Problem details: Scan the entries below and extract each line with the word "this" in it.

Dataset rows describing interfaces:
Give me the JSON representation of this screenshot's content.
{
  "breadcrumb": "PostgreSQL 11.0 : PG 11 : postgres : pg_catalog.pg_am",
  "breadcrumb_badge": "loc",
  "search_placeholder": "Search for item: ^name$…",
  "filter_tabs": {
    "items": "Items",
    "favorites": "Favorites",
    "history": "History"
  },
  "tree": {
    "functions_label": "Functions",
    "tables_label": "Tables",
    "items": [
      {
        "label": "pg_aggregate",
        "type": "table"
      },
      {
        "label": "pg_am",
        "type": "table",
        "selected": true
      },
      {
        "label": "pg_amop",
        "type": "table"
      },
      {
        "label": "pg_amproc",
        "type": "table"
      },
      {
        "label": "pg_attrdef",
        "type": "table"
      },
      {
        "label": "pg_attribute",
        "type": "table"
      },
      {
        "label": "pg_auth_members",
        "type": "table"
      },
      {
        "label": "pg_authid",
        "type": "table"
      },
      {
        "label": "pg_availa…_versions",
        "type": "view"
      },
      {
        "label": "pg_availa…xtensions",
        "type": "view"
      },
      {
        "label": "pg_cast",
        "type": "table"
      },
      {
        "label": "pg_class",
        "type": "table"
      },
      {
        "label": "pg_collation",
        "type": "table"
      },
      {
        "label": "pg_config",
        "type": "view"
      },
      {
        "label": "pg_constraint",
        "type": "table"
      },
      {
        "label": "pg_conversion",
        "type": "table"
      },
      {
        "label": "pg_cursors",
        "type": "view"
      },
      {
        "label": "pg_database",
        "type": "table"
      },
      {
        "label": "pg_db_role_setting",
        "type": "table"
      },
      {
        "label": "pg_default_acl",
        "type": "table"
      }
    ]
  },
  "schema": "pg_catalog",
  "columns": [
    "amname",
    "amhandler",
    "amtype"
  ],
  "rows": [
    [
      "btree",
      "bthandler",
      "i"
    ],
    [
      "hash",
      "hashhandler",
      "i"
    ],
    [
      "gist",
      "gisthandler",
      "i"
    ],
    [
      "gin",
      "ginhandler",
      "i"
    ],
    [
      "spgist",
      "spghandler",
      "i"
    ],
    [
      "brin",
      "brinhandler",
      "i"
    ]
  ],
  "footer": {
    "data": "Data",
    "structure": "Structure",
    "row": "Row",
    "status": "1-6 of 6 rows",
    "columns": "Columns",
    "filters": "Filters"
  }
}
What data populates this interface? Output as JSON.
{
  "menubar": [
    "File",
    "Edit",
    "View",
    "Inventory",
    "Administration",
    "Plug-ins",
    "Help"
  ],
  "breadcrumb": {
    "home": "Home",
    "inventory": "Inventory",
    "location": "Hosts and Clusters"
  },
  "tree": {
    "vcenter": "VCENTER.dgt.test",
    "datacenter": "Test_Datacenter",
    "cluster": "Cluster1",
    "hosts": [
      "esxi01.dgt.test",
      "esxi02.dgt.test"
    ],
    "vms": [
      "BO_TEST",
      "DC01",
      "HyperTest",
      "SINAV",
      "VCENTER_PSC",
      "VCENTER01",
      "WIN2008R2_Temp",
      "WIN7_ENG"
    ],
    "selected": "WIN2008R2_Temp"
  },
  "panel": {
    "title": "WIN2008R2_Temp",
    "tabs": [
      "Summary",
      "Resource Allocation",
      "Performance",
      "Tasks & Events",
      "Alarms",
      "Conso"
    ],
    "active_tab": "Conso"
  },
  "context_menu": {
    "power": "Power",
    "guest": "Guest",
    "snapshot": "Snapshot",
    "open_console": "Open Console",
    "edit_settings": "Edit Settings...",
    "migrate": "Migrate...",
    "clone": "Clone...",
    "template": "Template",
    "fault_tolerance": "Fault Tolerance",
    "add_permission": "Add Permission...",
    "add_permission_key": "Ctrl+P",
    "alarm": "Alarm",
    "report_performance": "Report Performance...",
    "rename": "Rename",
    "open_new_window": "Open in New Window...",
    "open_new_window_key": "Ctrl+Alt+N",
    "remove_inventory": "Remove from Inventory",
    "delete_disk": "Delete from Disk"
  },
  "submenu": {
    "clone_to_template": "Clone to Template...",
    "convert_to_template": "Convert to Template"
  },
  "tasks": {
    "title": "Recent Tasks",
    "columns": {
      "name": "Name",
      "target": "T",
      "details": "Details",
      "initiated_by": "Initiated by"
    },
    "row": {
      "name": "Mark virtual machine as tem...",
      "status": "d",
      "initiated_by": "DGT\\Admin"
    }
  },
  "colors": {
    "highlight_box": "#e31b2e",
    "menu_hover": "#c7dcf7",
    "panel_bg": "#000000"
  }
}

Response box:
Give me the JSON representation of this screenshot's content.
What data populates this interface? Output as JSON.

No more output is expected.